When communication around sex is not open within a marriage, there can be consequences for the marriage:

“Most people need to have sex, and not talking about issues related to sex in a marriage may drive people to seek fulfillment outside of their marriage.”

Sex and Marriage Don't Exist in a Vacuum

There is no singular relationship between sex and marriage because we all attribute different meaning, value, and cultural baggage to sex and marriage respectively.

The claim we no longer get married for money isn’t true! People still get married for money. I want to get married so I can afford an apartment. We can’t depend on the state to take care of us, so we still need marriage for security.

One friend expresses caution around the concept of marriage after observing her parents’ unhealthy, but enduring marriage. Others make personal choices in response to the idealized heteronormative marriage model and the long-standing exclusion of same sex couples from the institution of marriage. And certainly many are affected by deeply ingrained religious values around sex and marriage.

One woman, explains:

“I was taught that being a virgin was the best thing I could offer to a future spouse. This was extremely unhelpful and harmful as I entered into my first relationship. I had a difficult time battling with desires that I felt I shouldn't be acting on and then feeling so ashamed for going too far. I still believe that saving sex for marriage is the best for both parties, and I'm grateful that I did. However, I so wish I had known that my worth was not in my virginity.”

Even women who did not grow up in a religious tradition feel the effects of Judeo-Christian values around sex and marriage:

The one thing I regret missing out on that people in both marital and long-term relationships get to experience is having sex with someone they love. This is how we are taught to regard sex when we are young — as something you do with someone you love very much — and it's a concept that falls away (justifiably) for many of us as we get older. I imagine inserting love into sex is something that only serves to make it better in most cases.”
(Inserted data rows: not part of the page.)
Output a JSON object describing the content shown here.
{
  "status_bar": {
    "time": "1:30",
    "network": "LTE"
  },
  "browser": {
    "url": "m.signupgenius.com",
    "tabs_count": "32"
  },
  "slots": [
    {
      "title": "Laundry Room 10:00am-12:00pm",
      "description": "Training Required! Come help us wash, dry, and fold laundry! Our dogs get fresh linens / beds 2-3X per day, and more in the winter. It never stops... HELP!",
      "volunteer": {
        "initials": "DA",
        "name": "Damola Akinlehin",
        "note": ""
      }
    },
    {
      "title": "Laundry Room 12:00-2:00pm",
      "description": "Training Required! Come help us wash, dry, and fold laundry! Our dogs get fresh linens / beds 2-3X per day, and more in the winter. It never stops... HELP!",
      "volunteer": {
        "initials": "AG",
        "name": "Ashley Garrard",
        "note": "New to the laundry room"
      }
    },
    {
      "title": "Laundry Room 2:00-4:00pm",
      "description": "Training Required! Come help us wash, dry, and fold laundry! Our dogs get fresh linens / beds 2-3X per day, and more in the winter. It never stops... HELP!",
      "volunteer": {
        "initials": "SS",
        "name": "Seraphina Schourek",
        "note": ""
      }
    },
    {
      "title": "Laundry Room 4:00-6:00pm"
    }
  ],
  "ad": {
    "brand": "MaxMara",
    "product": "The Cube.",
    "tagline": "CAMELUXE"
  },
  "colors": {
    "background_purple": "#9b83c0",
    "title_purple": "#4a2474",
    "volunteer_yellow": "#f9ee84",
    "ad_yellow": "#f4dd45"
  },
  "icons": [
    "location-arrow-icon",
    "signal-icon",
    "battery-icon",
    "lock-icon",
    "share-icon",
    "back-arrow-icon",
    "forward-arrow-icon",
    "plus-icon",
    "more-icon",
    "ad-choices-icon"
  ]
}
Simultaneously, marriage is put on a cultural pedestal. One single woman explains,

“I imagine that if I got married I would feel socially affirmed. I think it would give my identity a boost in confidence because society rewards people for getting married. It does seem like a rite of passage.”

Others see past cultural value judgments and assess marriage practically based on the perceived security it provides. One friend rebutted the claim that women no longer need to marry for money.

“The claim we no longer get married for money isn’t true! People still get married for money. I want to get married so I can afford an apartment. We can’t depend on the state to take care of us, so we still need marriage for security.”

In trying to understand a woman’s interpretation of sex and marriage, we must first understand that cultural values, personal experiences, and practical considerations are all at play, creating a complex environment in which women take risks, make choices, and experiment with romance, sex, and identity. A sense of sexual empowerment is independent of relationship status, but it likely comes with time, practice, open communication with one’s sexual partner, and confidence to keep at it in spite of all the messiness this process entails.


Liz Susong is the Editor of Catalyst. She's a transient adventurer who can call anywhere home as long as there is a good wifi connection.